Well I have now reached the ripe old age of 52 and awoke yesterday, not only to that realisation but also to the news that I belong to that elite age group that was about be told that we'd have to work another year before we get our pensions from the government. Not that I expect to get much.
Having been through higher education twice and then worked for several years without paying National Insurance, I suspect I won't ever catch up with my contributions. The funny thing is that I could probably afford to make some additional contributions, but it's almost impossible to work out how to do that or if it's even possible. As far as I know it's now to late for me to do anything about the missed years, and to be honest I'm not about to add that to my list of jobs to do.
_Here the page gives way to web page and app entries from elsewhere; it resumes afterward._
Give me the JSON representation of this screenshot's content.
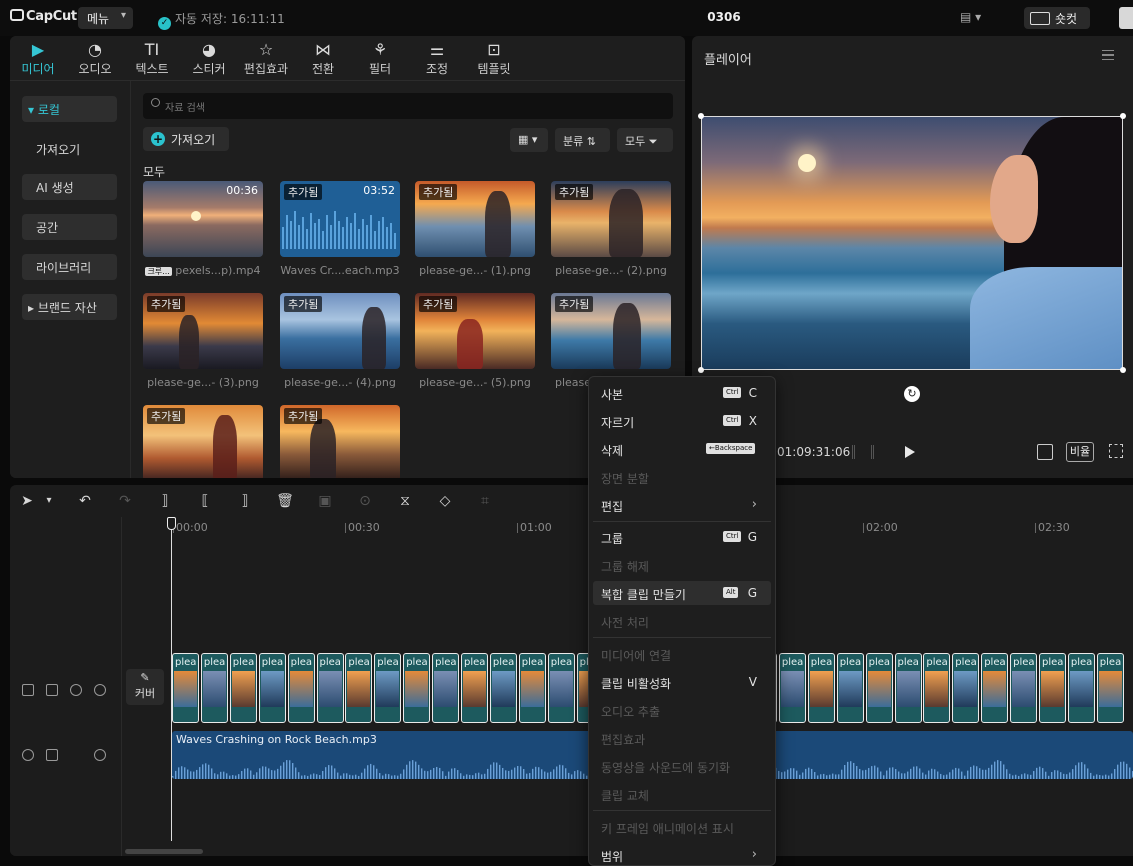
{
  "titlebar": {
    "logo": "CapCut",
    "menu_label": "메뉴",
    "autosave": "자동 저장: 16:11:11",
    "project_title": "0306",
    "shortcut_label": "숏컷"
  },
  "tabs": [
    {
      "label": "미디어",
      "icon": "media-icon",
      "active": true
    },
    {
      "label": "오디오",
      "icon": "audio-icon"
    },
    {
      "label": "텍스트",
      "icon": "text-icon"
    },
    {
      "label": "스티커",
      "icon": "sticker-icon"
    },
    {
      "label": "편집효과",
      "icon": "effects-icon"
    },
    {
      "label": "전환",
      "icon": "transition-icon"
    },
    {
      "label": "필터",
      "icon": "filter-icon"
    },
    {
      "label": "조정",
      "icon": "adjust-icon"
    },
    {
      "label": "템플릿",
      "icon": "template-icon"
    }
  ],
  "sidebar": {
    "items": [
      {
        "label": "로컬",
        "active": true
      },
      {
        "label": "가져오기"
      },
      {
        "label": "AI 생성"
      },
      {
        "label": "공간"
      },
      {
        "label": "라이브러리"
      },
      {
        "label": "브랜드 자산"
      }
    ]
  },
  "media": {
    "search_placeholder": "자료 검색",
    "import_label": "가져오기",
    "sort_label": "분류",
    "filter_label": "모두",
    "section_label": "모두",
    "items": [
      {
        "name": "pexels...p).mp4",
        "badge": "",
        "duration": "00:36",
        "icon_label": "크루..."
      },
      {
        "name": "Waves Cr....each.mp3",
        "badge": "추가됨",
        "duration": "03:52"
      },
      {
        "name": "please-ge...- (1).png",
        "badge": "추가됨"
      },
      {
        "name": "please-ge...- (2).png",
        "badge": "추가됨"
      },
      {
        "name": "please-ge...- (3).png",
        "badge": "추가됨"
      },
      {
        "name": "please-ge...- (4).png",
        "badge": "추가됨"
      },
      {
        "name": "please-ge...- (5).png",
        "badge": "추가됨"
      },
      {
        "name": "please",
        "badge": "추가됨"
      },
      {
        "name": "",
        "badge": "추가됨"
      },
      {
        "name": "",
        "badge": "추가됨"
      }
    ]
  },
  "player": {
    "title": "플레이어",
    "timecode": "01:09:31:06",
    "ratio_label": "비율"
  },
  "timeline": {
    "ruler": [
      "00:00",
      "00:30",
      "01:00",
      "02:00",
      "02:30"
    ],
    "cover_label": "커버",
    "clip_label": "plea",
    "audio_clip_label": "Waves Crashing on Rock Beach.mp3"
  },
  "context_menu": {
    "items": [
      {
        "label": "사본",
        "kbd": "Ctrl",
        "key": "C"
      },
      {
        "label": "자르기",
        "kbd": "Ctrl",
        "key": "X"
      },
      {
        "label": "삭제",
        "kbd": "←Backspace"
      },
      {
        "label": "장면 분할",
        "disabled": true
      },
      {
        "label": "편집",
        "submenu": true
      },
      {
        "label": "그룹",
        "kbd": "Ctrl",
        "key": "G"
      },
      {
        "label": "그룹 해제",
        "disabled": true
      },
      {
        "label": "복합 클립 만들기",
        "kbd": "Alt",
        "key": "G",
        "hover": true
      },
      {
        "label": "사전 처리",
        "disabled": true
      },
      {
        "label": "미디어에 연결",
        "disabled": true
      },
      {
        "label": "클립 비활성화",
        "key": "V"
      },
      {
        "label": "오디오 추출",
        "disabled": true
      },
      {
        "label": "편집효과",
        "disabled": true
      },
      {
        "label": "동영상을 사운드에 동기화",
        "disabled": true
      },
      {
        "label": "클립 교체",
        "disabled": true
      },
      {
        "label": "키 프레임 애니메이션 표시",
        "disabled": true
      },
      {
        "label": "범위",
        "submenu": true
      }
    ]
  },
  "colors": {
    "accent": "#35c6d4",
    "video_clip": "#1d5a5e",
    "audio_clip": "#1b4978"
  }
}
The sad thing is that for those people who will be reliant upon the state pension, their working lives will be extended without any choice. It's usually the low paid, poorer members of our society that fall into this category. Dare one suggest that a state pension age is irrelevant to the bankers and money market people who have handsome pension pots.
I suppose we've come to expect to be able to retire early enough to have 20 or more years of playing golf and non term-time holidays. It's a rather middle-class ideal, early retirement. When I set up my personal pension, I was advised to choose 60 as a retirement age to avoid having to work until I'm 65 to get my pension. Having said that, ministry doesn't really seem to lend itself to retirement, although the thought of not carrying the responsibility can be very appealing as you watch the paperwork and jobs pile up on the corner of your desk.
Perhaps, now I'm 52, I should reflect on life. Perhaps I should take the time to think seriously about what I've done with my life and what I should be looking to achieve in the later stages of my ministry. On the other hand I think I'll open the Liquorice All Sorts, stick the DVD of "The Big Bang Theory" in the DVD player and laugh a lot!